Most people who receive Pfizer’s booster shot experienced similar or fewer side effects to the second dose — with the most common symptom just soreness at the injection site, according to a new study.
Around 88 percent of participants who received a third dose of Pfizer in Israel reported feeling “similar or better” than how they felt after the second shot, according to a study conducted by Clalit, the country’s largest health provider.
The preliminary findings released Sunday come from more 4,500 people who received the booster shot between July 30 to Aug. 1.
About 31 percent reported side effects such as pain or swelling in the area of the injection site.
Another 0.4 percent said they suffered from difficulty breathing, while 1 percent said they sought out medical care due to one or more side effects, the report said.
Israel began administering the booster shots about 10 days ago to people over age 60 in an effort to contain the spread of the highly contagious Delta variant.

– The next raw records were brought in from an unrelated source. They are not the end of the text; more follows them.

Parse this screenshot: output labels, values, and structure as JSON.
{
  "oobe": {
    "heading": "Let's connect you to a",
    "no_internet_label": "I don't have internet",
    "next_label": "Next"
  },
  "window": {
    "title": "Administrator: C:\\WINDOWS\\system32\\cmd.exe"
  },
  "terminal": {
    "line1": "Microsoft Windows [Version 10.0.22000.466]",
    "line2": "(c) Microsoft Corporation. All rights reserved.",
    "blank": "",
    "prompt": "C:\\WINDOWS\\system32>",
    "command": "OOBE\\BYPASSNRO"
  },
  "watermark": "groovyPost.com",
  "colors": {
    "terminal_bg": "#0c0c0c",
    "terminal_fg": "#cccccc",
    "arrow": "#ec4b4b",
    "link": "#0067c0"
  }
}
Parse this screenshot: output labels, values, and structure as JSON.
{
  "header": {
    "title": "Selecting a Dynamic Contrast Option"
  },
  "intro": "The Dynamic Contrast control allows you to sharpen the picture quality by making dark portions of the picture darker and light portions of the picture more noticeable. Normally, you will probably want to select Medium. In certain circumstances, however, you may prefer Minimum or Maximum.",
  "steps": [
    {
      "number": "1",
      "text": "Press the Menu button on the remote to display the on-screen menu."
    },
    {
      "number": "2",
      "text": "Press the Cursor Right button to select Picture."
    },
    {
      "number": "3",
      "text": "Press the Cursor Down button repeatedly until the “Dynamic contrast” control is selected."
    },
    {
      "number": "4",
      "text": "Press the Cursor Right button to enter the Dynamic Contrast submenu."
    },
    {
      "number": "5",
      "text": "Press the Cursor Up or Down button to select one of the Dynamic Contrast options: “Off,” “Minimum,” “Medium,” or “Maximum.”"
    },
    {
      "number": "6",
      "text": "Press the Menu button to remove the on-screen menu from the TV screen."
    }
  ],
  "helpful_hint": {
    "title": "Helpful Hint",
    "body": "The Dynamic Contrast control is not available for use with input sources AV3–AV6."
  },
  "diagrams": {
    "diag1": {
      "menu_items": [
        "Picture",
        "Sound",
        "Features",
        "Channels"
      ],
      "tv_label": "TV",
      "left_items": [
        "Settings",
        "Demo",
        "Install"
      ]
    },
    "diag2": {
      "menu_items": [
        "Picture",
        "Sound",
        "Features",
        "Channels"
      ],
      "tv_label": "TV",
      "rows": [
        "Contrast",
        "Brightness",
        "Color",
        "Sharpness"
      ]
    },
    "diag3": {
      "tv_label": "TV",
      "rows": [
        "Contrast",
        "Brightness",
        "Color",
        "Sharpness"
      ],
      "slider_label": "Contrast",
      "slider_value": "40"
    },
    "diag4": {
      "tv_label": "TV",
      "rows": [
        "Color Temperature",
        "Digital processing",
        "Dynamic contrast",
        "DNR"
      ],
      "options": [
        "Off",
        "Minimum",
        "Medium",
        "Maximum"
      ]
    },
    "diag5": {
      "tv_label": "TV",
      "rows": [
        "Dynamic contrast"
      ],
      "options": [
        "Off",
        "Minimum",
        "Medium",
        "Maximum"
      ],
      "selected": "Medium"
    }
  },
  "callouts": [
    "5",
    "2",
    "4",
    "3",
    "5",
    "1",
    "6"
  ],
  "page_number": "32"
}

Ran Balicer, Clalit’s chief innovation officer, said that although the results from the study are “initial and self-reported,” it suggests that the third dose in most cases had similar side effects to earlier doses.
“Although we do not yet have long-term research on the efficacy and safety of the third booster dose, for the personal risk management of any person aged 60 plus, these findings continue to point to the benefit of immunization now, along with careful behavior among adults and avoiding gathering in closed spaces,” Balicer said.
With Post wires